■ WHAT NEEDS TO BE DONE ■
Repeat every entry word for word, skipping the pictures.

■ RECORD EXCERPTS ■
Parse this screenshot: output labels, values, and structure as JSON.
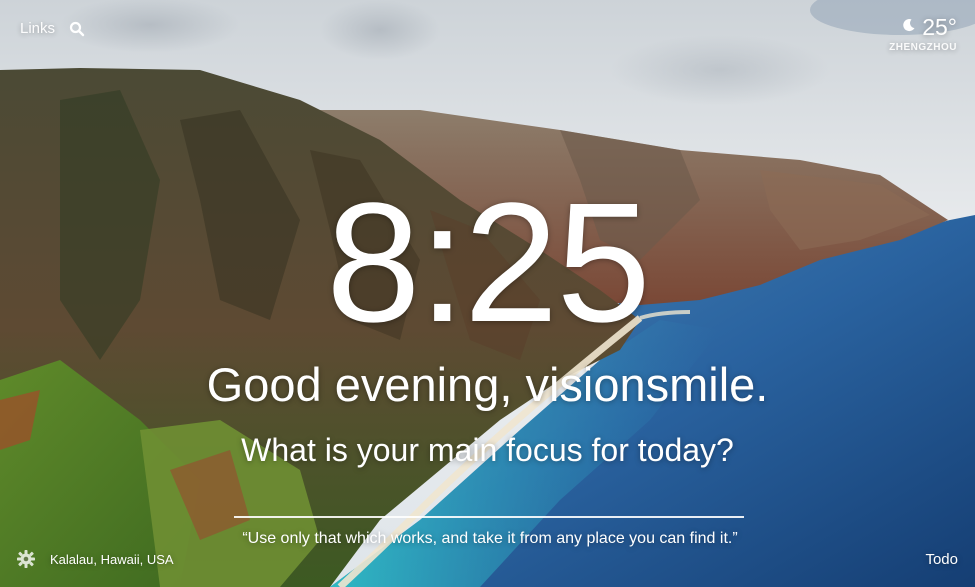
{
  "top_bar": {
    "links_label": "Links",
    "search_icon": "search-icon"
  },
  "weather": {
    "icon": "moon-icon",
    "temperature": "25°",
    "location": "ZHENGZHOU"
  },
  "clock": {
    "time": "8:25"
  },
  "greeting": {
    "text": "Good evening, visionsmile."
  },
  "focus": {
    "question": "What is your main focus for today?"
  },
  "quote": {
    "text": "“Use only that which works, and take it from any place you can find it.”"
  },
  "footer": {
    "settings_icon": "gear-icon",
    "photo_location": "Kalalau, Hawaii, USA",
    "todo_label": "Todo"
  },
  "colors": {
    "sky_light": "#e9ecee",
    "sky_cloud": "#c8ced3",
    "mountain_dark": "#3f4a2f",
    "mountain_red": "#8a5a3c",
    "vegetation": "#5b7a2c",
    "ocean_deep": "#1f4f86",
    "ocean_turquoise": "#2cb5c4",
    "text": "#ffffff"
  }
}
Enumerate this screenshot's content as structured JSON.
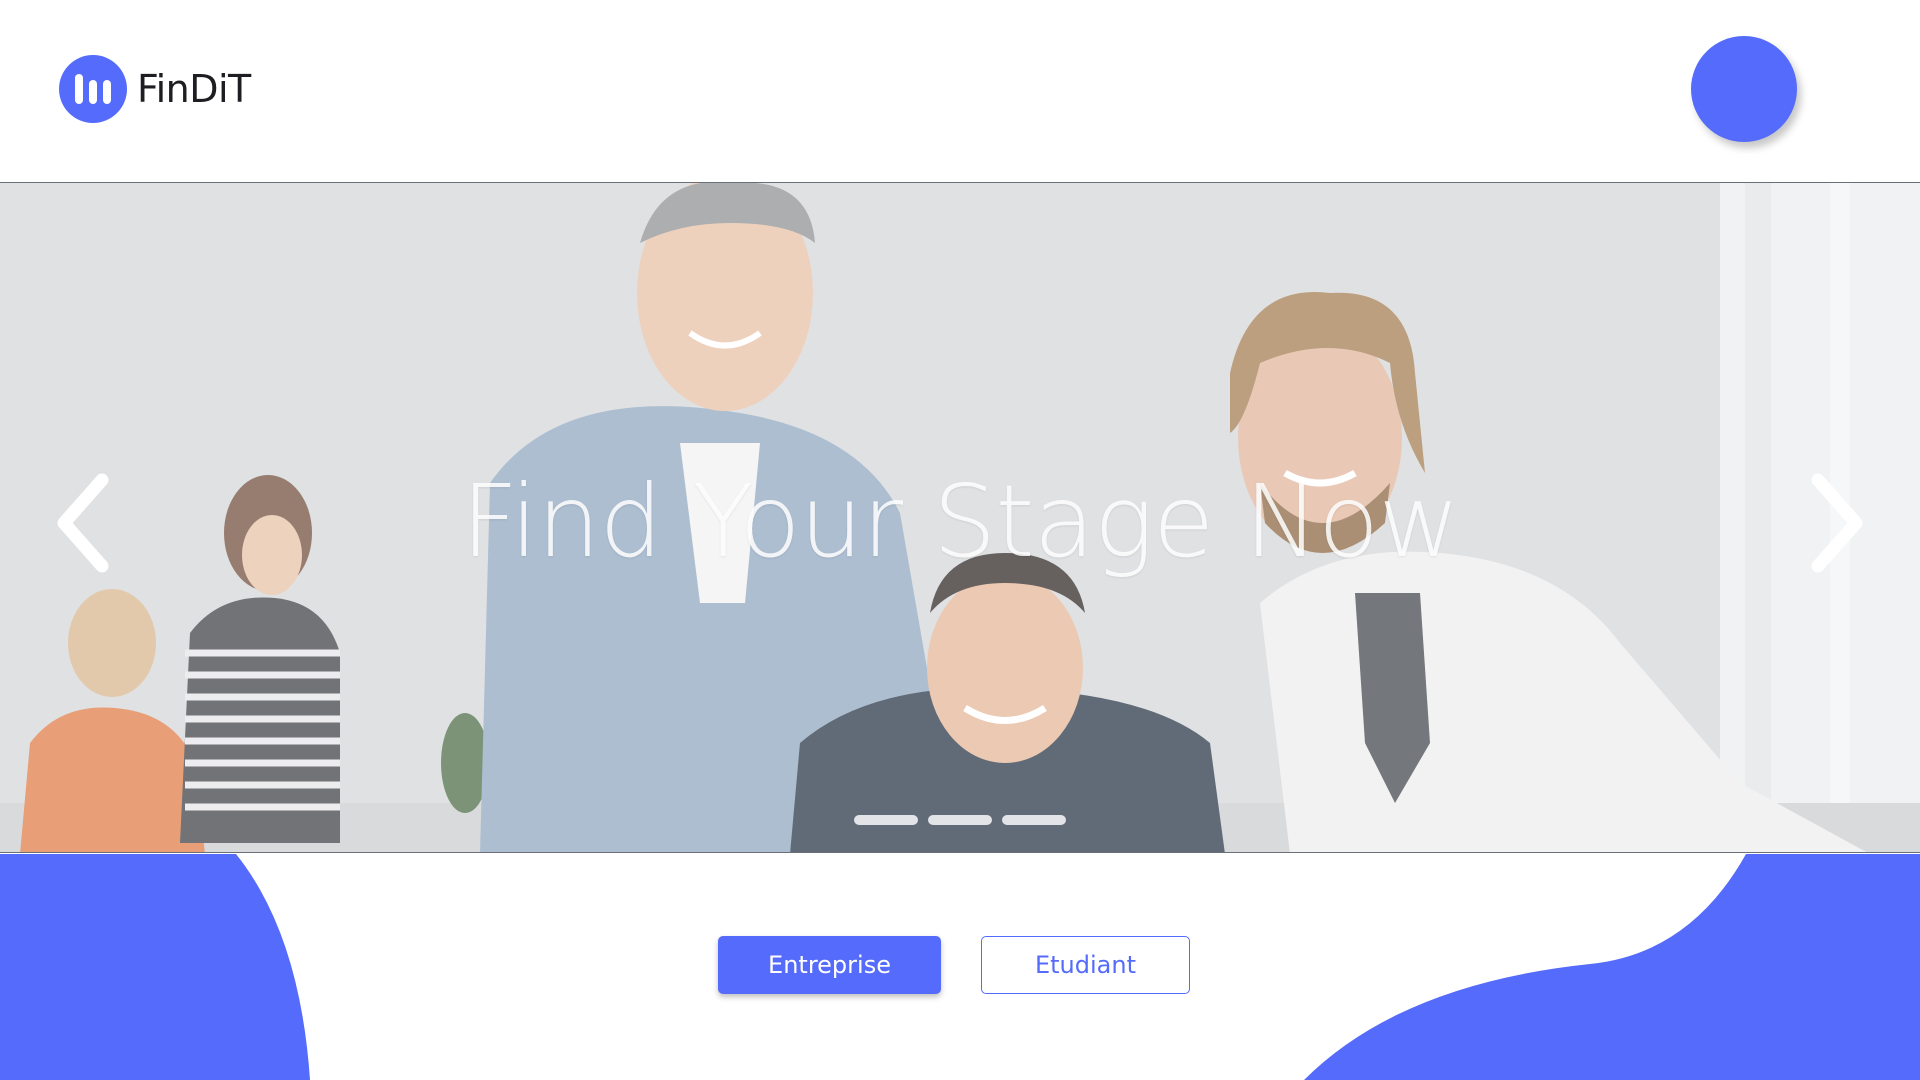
{
  "brand": {
    "name": "FinDiT",
    "color": "#556bfb",
    "logo_icon": "bars-icon"
  },
  "header": {
    "avatar_icon": "user-avatar"
  },
  "hero": {
    "title": "Find Your Stage Now",
    "prev_icon": "chevron-left-icon",
    "next_icon": "chevron-right-icon",
    "slide_count": 3,
    "active_slide": 1
  },
  "actions": {
    "entreprise_label": "Entreprise",
    "etudiant_label": "Etudiant"
  },
  "colors": {
    "accent": "#556bfb",
    "text_dark": "#1d1d22",
    "background": "#ffffff"
  }
}
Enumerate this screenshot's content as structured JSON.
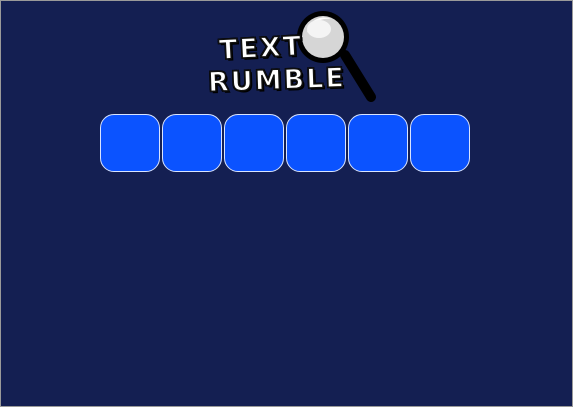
{
  "logo": {
    "line1": "TEXT",
    "line2": "RUMBLE",
    "icon": "magnifying-glass-icon"
  },
  "colors": {
    "background": "#141f52",
    "tile_fill": "#0b53ff",
    "tile_border": "#d9e4ff"
  },
  "tiles": [
    {
      "letter": ""
    },
    {
      "letter": ""
    },
    {
      "letter": ""
    },
    {
      "letter": ""
    },
    {
      "letter": ""
    },
    {
      "letter": ""
    }
  ]
}
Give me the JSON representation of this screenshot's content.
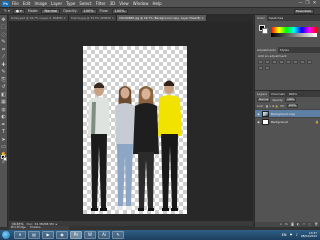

■ EXPECTED ANSWER ■
Parse this screenshot: output labels, values, and structure as JSON.
{
  "top_bar": {
    "links_label": "Links",
    "search_icon": "search-icon"
  },
  "weather": {
    "icon": "moon-icon",
    "temperature": "25°",
    "location": "ZHENGZHOU"
  },
  "clock": {
    "time": "8:25"
  },
  "greeting": {
    "text": "Good evening, visionsmile."
  },
  "focus": {
    "question": "What is your main focus for today?"
  },
  "quote": {
    "text": "“Use only that which works, and take it from any place you can find it.”"
  },
  "footer": {
    "settings_icon": "gear-icon",
    "photo_location": "Kalalau, Hawaii, USA",
    "todo_label": "Todo"
  },
  "colors": {
    "sky_light": "#e9ecee",
    "sky_cloud": "#c8ced3",
    "mountain_dark": "#3f4a2f",
    "mountain_red": "#8a5a3c",
    "vegetation": "#5b7a2c",
    "ocean_deep": "#1f4f86",
    "ocean_turquoise": "#2cb5c4",
    "text": "#ffffff"
  }
}
Enumerate this screenshot's content as structured JSON.
{
  "brand": {
    "name": "FinDiT",
    "color": "#556bfb",
    "logo_icon": "bars-icon"
  },
  "header": {
    "avatar_icon": "user-avatar"
  },
  "hero": {
    "title": "Find Your Stage Now",
    "prev_icon": "chevron-left-icon",
    "next_icon": "chevron-right-icon",
    "slide_count": 3,
    "active_slide": 1
  },
  "actions": {
    "entreprise_label": "Entreprise",
    "etudiant_label": "Etudiant"
  },
  "colors": {
    "accent": "#556bfb",
    "text_dark": "#1d1d22",
    "background": "#ffffff"
  }
}
Enumerate this screenshot's content as structured JSON.
{
  "logo": {
    "line1": "TEXT",
    "line2": "RUMBLE",
    "icon": "magnifying-glass-icon"
  },
  "colors": {
    "background": "#141f52",
    "tile_fill": "#0b53ff",
    "tile_border": "#d9e4ff"
  },
  "tiles": [
    {
      "letter": ""
    },
    {
      "letter": ""
    },
    {
      "letter": ""
    },
    {
      "letter": ""
    },
    {
      "letter": ""
    },
    {
      "letter": ""
    }
  ]
}
Give me the JSON representation of this screenshot's content.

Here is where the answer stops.